Tuesday, October 30, 2012


My mother in law was an artist, and after John went off to college, she converted his bedroom into a studio/guest room. She put the two twin beds against the walls in a corner, as was so popular in the 70s, with long bolster pillows, to make them more sofa-like. Then John's dad, who built furniture and grandfather clocks as a hobby, designed a big art supply cabinet to go on one wall. The front dropped down and became a work table when needed, but when closed, it just looked like a nice piece of furniture. It was kind of like this one from Ikea that fellow art journaler Camilla Olsson posted the other day, only it was custom built out of gorgeous wood.

The minute I saw this photo, I was reminded of Theda's cabinet, and told my husband "Arrggh! If only I had that cabinet now!" Unfortunately, at the time when we were clearing out her house, I was not yet into art, we still had two kids at home, and there was really no place to put it, so we let it go. A short while later I found my husband staring at this corner of our bedroom...

He said, "you know, if we move that recliner down to the man cave, and put your white drawing table in front of the window there, all you'd have to do is make some room for your art supplies on those bookshelves, and you'd have a nice little workspace here."

By Jove! He may be onto something!

Monday, October 29, 2012


The next assignment for my Art of Wild Abandonment: Bless this Mess class involves sketching some fall leaves. That can be a bit problematic if you live in Texas. Some years we get great fall color, others the leaves just drop. It's a bit early to tell either way, since we just got our first dips into the lower 40s here. I was scanning the yard from the balcony this morning, wondering what on earth I should sketch, when my eyes lit upon this little beauty -- a plant I really shouldn't be growing here.

This is Castor Bean, the plant from which they get castor oil. It hails from east Africa and India, and is not the least bit cold hardy. I grew it in Houston, where it was a standout focal point in my tropical garden, but even there it usually froze back each winter. I had no intention of ever planting it here.

But then one day I saw one sitting in a pot over at the feed store. It's a fairly dangerous plant to have around, as all parts of the plant contain ricin in varying degrees, and the seeds are especially toxic. I wouldn't even consider it if I had small children, or a pet that is allowed outside off-leash. But we don't have either, and I had really been missing those huge palmate leaves which vary from bronze to green...

the beautiful ruby stems and veins...

and these prickly fruit clusters that seem to have a phosphorescent glow to them. So I thought, maybe just this once, and brought it home. How was I to know it would reseed itself, and come back year after year, each time in a different location, sometimes in several? I don't remember it doing that in Houston. When I googled it just now, I discovered that the seeds, which are enclosed in those prickly pods, have a little tab or handle on them, which ants like to grab hold of and drag around. Perhaps they are responsible for its migration from spot to spot.

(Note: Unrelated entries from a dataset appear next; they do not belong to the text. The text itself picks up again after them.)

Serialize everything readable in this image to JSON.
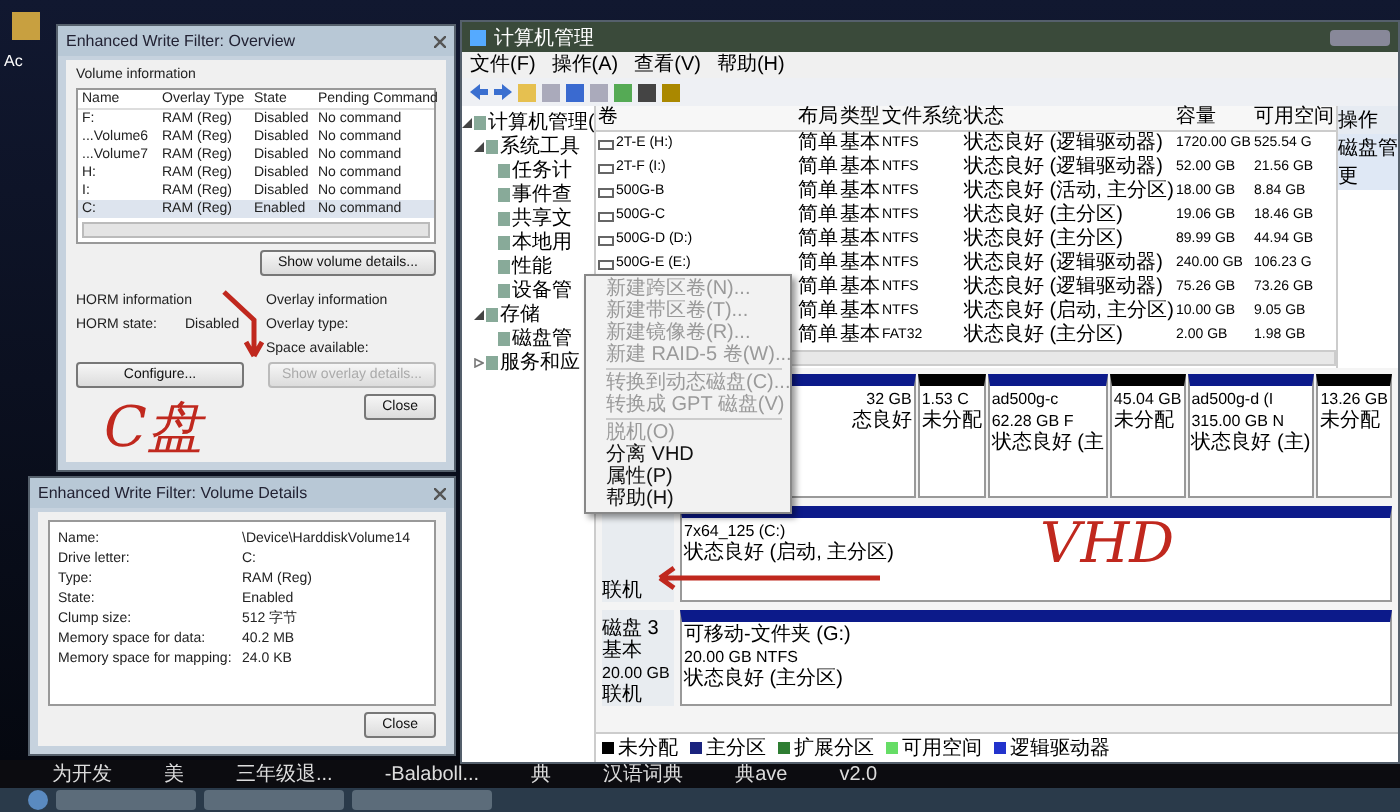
{
  "desktop": {
    "icon_label": "Ac",
    "strip_texts": [
      "为开发",
      "美",
      "三年级退...",
      "-Balaboll...",
      "典",
      "汉语词典",
      "典ave",
      "v2.0"
    ]
  },
  "ewf_overview": {
    "title": "Enhanced Write Filter: Overview",
    "group_title": "Volume information",
    "columns": [
      "Name",
      "Overlay Type",
      "State",
      "Pending Command"
    ],
    "rows": [
      {
        "cells": [
          "F:",
          "RAM (Reg)",
          "Disabled",
          "No command"
        ],
        "selected": false
      },
      {
        "cells": [
          "...Volume6",
          "RAM (Reg)",
          "Disabled",
          "No command"
        ],
        "selected": false
      },
      {
        "cells": [
          "...Volume7",
          "RAM (Reg)",
          "Disabled",
          "No command"
        ],
        "selected": false
      },
      {
        "cells": [
          "H:",
          "RAM (Reg)",
          "Disabled",
          "No command"
        ],
        "selected": false
      },
      {
        "cells": [
          "I:",
          "RAM (Reg)",
          "Disabled",
          "No command"
        ],
        "selected": false
      },
      {
        "cells": [
          "C:",
          "RAM (Reg)",
          "Enabled",
          "No command"
        ],
        "selected": true
      }
    ],
    "details_button": "Show volume details...",
    "horm_title": "HORM information",
    "horm_label": "HORM state:",
    "horm_value": "Disabled",
    "overlay_title": "Overlay information",
    "overlay_type_label": "Overlay type:",
    "space_label": "Space available:",
    "configure_button": "Configure...",
    "overlay_button": {
      "label": "Show overlay details...",
      "disabled": true
    },
    "close_button": "Close"
  },
  "ewf_details": {
    "title": "Enhanced Write Filter: Volume Details",
    "fields": [
      {
        "label": "Name:",
        "value": "\\Device\\HarddiskVolume14"
      },
      {
        "label": "Drive letter:",
        "value": "C:"
      },
      {
        "label": "Type:",
        "value": "RAM (Reg)"
      },
      {
        "label": "State:",
        "value": "Enabled"
      },
      {
        "label": "Clump size:",
        "value": "512 字节"
      },
      {
        "label": "Memory space for data:",
        "value": "40.2 MB"
      },
      {
        "label": "Memory space for mapping:",
        "value": "24.0 KB"
      }
    ],
    "close_button": "Close"
  },
  "computer_management": {
    "title": "计算机管理",
    "menu": [
      "文件(F)",
      "操作(A)",
      "查看(V)",
      "帮助(H)"
    ],
    "tree": [
      {
        "label": "计算机管理(",
        "expanded": true,
        "children": [
          {
            "label": "系统工具",
            "expanded": true,
            "children": [
              {
                "label": "任务计"
              },
              {
                "label": "事件查"
              },
              {
                "label": "共享文"
              },
              {
                "label": "本地用"
              },
              {
                "label": "性能"
              },
              {
                "label": "设备管"
              }
            ]
          },
          {
            "label": "存储",
            "expanded": true,
            "children": [
              {
                "label": "磁盘管"
              }
            ]
          },
          {
            "label": "服务和应",
            "expanded": false
          }
        ]
      }
    ],
    "columns": [
      "卷",
      "布局",
      "类型",
      "文件系统",
      "状态",
      "容量",
      "可用空间"
    ],
    "rows": [
      {
        "cells": [
          "2T-E (H:)",
          "简单",
          "基本",
          "NTFS",
          "状态良好 (逻辑驱动器)",
          "1720.00 GB",
          "525.54 G"
        ]
      },
      {
        "cells": [
          "2T-F (I:)",
          "简单",
          "基本",
          "NTFS",
          "状态良好 (逻辑驱动器)",
          "52.00 GB",
          "21.56 GB"
        ]
      },
      {
        "cells": [
          "500G-B",
          "简单",
          "基本",
          "NTFS",
          "状态良好 (活动, 主分区)",
          "18.00 GB",
          "8.84 GB"
        ]
      },
      {
        "cells": [
          "500G-C",
          "简单",
          "基本",
          "NTFS",
          "状态良好 (主分区)",
          "19.06 GB",
          "18.46 GB"
        ]
      },
      {
        "cells": [
          "500G-D (D:)",
          "简单",
          "基本",
          "NTFS",
          "状态良好 (主分区)",
          "89.99 GB",
          "44.94 GB"
        ]
      },
      {
        "cells": [
          "500G-E (E:)",
          "简单",
          "基本",
          "NTFS",
          "状态良好 (逻辑驱动器)",
          "240.00 GB",
          "106.23 G"
        ]
      },
      {
        "cells": [
          "",
          "简单",
          "基本",
          "NTFS",
          "状态良好 (逻辑驱动器)",
          "75.26 GB",
          "73.26 GB"
        ]
      },
      {
        "cells": [
          "",
          "简单",
          "基本",
          "NTFS",
          "状态良好 (启动, 主分区)",
          "10.00 GB",
          "9.05 GB"
        ]
      },
      {
        "cells": [
          "",
          "简单",
          "基本",
          "FAT32",
          "状态良好 (主分区)",
          "2.00 GB",
          "1.98 GB"
        ]
      }
    ],
    "disks": [
      {
        "partitions": [
          {
            "kind": "primary",
            "lines": [
              "32 GB",
              "态良好"
            ]
          },
          {
            "kind": "unallocated",
            "lines": [
              "1.53 C",
              "未分配"
            ]
          },
          {
            "kind": "primary",
            "lines": [
              "ad500g-c",
              "62.28 GB F",
              "状态良好 (主"
            ]
          },
          {
            "kind": "unallocated",
            "lines": [
              "45.04 GB",
              "未分配"
            ]
          },
          {
            "kind": "primary",
            "lines": [
              "ad500g-d (I",
              "315.00 GB N",
              "状态良好 (主)"
            ]
          },
          {
            "kind": "unallocated",
            "lines": [
              "13.26 GB",
              "未分配"
            ]
          }
        ]
      },
      {
        "label": [
          "联机"
        ],
        "partitions": [
          {
            "kind": "primary",
            "lines": [
              "7x64_125 (C:)",
              "状态良好 (启动, 主分区)"
            ]
          }
        ]
      },
      {
        "label": [
          "磁盘 3",
          "基本",
          "20.00 GB",
          "联机"
        ],
        "partitions": [
          {
            "kind": "primary",
            "lines": [
              "可移动-文件夹 (G:)",
              "20.00 GB NTFS",
              "状态良好 (主分区)"
            ]
          }
        ]
      }
    ],
    "legend": [
      {
        "label": "未分配",
        "color": "#000000"
      },
      {
        "label": "主分区",
        "color": "#1a237e"
      },
      {
        "label": "扩展分区",
        "color": "#2e7d32"
      },
      {
        "label": "可用空间",
        "color": "#66dd66"
      },
      {
        "label": "逻辑驱动器",
        "color": "#2233cc"
      }
    ],
    "actions": {
      "title": "操作",
      "items": [
        "磁盘管",
        "更"
      ]
    }
  },
  "context_menu": {
    "items": [
      {
        "kind": "item",
        "label": "新建跨区卷(N)...",
        "disabled": true
      },
      {
        "kind": "item",
        "label": "新建带区卷(T)...",
        "disabled": true
      },
      {
        "kind": "item",
        "label": "新建镜像卷(R)...",
        "disabled": true
      },
      {
        "kind": "item",
        "label": "新建 RAID-5 卷(W)...",
        "disabled": true
      },
      {
        "kind": "separator"
      },
      {
        "kind": "item",
        "label": "转换到动态磁盘(C)...",
        "disabled": true
      },
      {
        "kind": "item",
        "label": "转换成 GPT 磁盘(V)",
        "disabled": true
      },
      {
        "kind": "separator"
      },
      {
        "kind": "item",
        "label": "脱机(O)",
        "disabled": true
      },
      {
        "kind": "item",
        "label": "分离 VHD",
        "disabled": false
      },
      {
        "kind": "item",
        "label": "属性(P)",
        "disabled": false
      },
      {
        "kind": "item",
        "label": "帮助(H)",
        "disabled": false
      }
    ]
  },
  "annotations": [
    "C盘",
    "VHD"
  ]
}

Anywho, I think its leaves and fruit will make a pretty good substitute for fall color in my sketching assignment, don't you?

Sunday, October 28, 2012


Juicy Collection
Hot Chocolate and Chai Lattes
An Occasional Egg
Steel Cut Oats and Accompaniments
It is true -- all happiness does depend upon a leisurely breakfast!